However, under a law called the “Child Status Protection Act”, the time that the I-130 petition was pending with the USCIS before it was approved (processing time) can be subtracted from the child’s actual age at the time the Immigrant Visa becomes available, to technically reduce the child’s age below 21, thereby allowing them to continue to be a “minor”, at least for immigration purposes. So, if an I-130 petition is filed on Jan 1, 2011 and it is not approved until Jan 1, 2012, an entire year can be subtracted from a child’s age, thus allowing them to immigrate as a minor child.
The only time this is not possible, is when a Resident “unknowingly” Naturalizes after the child turns age 21. In these cases, the USCIS processing time cannot be subtracted from the child’s age, since once a Resident becomes a U.S. Citizen, the child’s age is “fixed” as of that time. So, if a child is age 21, no time can be deducted and the child become ineligible to immigrate as a minor. Many parents make great efforts to get their U.S. Citizenship once a child is nearing age 21, fearful that their minor child will “age out”, only to find out that instead, it was their Naturalization that caused the minor child to age out. Of course it should not be so complicated, but unfortunately misunderstandings of the “ins & outs” of Immigration law can sometimes lead to heartbreaking results. With all this said, the best thing that a parent can do is get professional advice before taking action.
In this case, Naturalization is the worst thing you could do. Most likely, the I-130 was processing with the USCIS for some time before approval, so all that time can be subtracted from your son’s age and he may still be eligible to immigrate as a minor. You must pay the bills quickly and once the National Visa Center begins processing, it will only take another several months for the Consular Appointment, as long as all the required documentation is prepared and submitted properly.

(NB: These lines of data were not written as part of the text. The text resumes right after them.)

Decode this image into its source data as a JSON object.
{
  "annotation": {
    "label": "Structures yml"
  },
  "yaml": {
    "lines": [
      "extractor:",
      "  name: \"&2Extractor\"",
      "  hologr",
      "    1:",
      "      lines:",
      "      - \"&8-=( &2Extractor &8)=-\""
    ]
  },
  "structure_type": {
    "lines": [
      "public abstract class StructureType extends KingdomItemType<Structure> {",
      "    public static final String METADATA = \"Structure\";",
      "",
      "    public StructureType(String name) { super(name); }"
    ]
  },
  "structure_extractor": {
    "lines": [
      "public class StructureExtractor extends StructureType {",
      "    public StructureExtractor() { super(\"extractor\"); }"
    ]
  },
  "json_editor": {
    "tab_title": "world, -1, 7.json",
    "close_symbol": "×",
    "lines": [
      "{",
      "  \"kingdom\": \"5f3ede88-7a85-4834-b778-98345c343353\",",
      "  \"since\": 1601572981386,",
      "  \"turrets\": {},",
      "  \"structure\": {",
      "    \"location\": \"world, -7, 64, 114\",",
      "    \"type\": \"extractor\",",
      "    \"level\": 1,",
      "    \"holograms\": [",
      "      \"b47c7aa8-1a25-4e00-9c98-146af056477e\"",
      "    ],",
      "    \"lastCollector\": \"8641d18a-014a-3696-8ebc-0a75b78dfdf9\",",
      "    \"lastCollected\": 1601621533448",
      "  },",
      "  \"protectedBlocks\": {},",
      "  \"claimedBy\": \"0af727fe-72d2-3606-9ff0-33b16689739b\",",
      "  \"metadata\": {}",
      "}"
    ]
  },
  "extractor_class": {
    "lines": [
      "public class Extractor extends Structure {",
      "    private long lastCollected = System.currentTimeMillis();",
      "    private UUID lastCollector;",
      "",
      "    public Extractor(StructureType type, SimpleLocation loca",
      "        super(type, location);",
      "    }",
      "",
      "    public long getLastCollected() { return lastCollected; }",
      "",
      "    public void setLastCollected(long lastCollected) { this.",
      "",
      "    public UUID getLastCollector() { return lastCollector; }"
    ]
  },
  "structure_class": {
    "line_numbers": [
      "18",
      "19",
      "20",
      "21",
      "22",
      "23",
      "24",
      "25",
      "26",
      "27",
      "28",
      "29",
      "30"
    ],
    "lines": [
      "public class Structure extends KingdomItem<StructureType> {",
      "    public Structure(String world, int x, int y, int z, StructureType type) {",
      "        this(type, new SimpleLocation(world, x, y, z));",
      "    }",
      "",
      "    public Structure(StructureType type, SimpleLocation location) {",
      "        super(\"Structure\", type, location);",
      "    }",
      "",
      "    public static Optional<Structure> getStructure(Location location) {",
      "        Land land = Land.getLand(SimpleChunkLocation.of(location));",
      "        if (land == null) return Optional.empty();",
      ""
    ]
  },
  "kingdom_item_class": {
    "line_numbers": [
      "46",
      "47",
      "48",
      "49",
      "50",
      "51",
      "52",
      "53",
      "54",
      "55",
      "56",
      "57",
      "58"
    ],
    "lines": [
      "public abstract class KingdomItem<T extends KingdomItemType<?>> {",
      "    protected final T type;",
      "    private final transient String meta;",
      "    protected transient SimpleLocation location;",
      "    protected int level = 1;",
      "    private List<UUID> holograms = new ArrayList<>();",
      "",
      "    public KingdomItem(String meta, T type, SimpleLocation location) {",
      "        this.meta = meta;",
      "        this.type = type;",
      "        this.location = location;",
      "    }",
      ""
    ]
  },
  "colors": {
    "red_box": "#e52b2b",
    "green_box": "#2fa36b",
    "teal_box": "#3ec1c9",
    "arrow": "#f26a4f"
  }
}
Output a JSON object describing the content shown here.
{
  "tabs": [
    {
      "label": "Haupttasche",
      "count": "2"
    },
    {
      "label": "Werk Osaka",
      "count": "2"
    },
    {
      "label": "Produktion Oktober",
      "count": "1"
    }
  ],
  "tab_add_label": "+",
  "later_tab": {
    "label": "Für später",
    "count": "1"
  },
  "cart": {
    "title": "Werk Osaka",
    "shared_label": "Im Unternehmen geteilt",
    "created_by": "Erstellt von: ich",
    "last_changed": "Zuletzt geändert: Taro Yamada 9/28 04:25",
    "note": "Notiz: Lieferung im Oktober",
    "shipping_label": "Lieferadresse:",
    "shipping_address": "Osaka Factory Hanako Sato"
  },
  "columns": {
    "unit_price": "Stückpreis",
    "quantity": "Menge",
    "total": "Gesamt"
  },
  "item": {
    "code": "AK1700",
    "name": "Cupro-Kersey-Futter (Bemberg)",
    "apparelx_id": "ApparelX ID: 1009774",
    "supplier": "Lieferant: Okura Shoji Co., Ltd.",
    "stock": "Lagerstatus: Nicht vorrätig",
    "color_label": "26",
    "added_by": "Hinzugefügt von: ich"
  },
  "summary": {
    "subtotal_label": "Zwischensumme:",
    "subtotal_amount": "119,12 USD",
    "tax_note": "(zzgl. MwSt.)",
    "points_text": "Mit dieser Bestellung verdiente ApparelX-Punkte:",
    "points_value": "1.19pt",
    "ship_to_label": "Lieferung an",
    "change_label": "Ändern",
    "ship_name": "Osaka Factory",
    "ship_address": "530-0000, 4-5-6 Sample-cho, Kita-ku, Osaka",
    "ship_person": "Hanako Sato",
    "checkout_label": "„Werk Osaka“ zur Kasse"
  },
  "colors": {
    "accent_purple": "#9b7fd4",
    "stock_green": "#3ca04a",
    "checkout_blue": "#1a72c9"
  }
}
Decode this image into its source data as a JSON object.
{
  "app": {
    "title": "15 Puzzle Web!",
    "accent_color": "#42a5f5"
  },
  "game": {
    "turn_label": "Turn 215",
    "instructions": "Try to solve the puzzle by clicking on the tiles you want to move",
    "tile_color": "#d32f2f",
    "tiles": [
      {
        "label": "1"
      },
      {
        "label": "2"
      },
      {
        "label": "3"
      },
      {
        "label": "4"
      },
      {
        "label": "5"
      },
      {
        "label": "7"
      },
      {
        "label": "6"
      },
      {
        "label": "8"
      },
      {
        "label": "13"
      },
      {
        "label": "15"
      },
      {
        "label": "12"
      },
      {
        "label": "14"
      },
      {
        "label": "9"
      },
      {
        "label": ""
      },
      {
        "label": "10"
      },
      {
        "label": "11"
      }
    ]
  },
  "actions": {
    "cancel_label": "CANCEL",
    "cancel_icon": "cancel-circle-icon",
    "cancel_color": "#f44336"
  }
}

Let me know if you need assistance in this phase of your son’s Immigration process.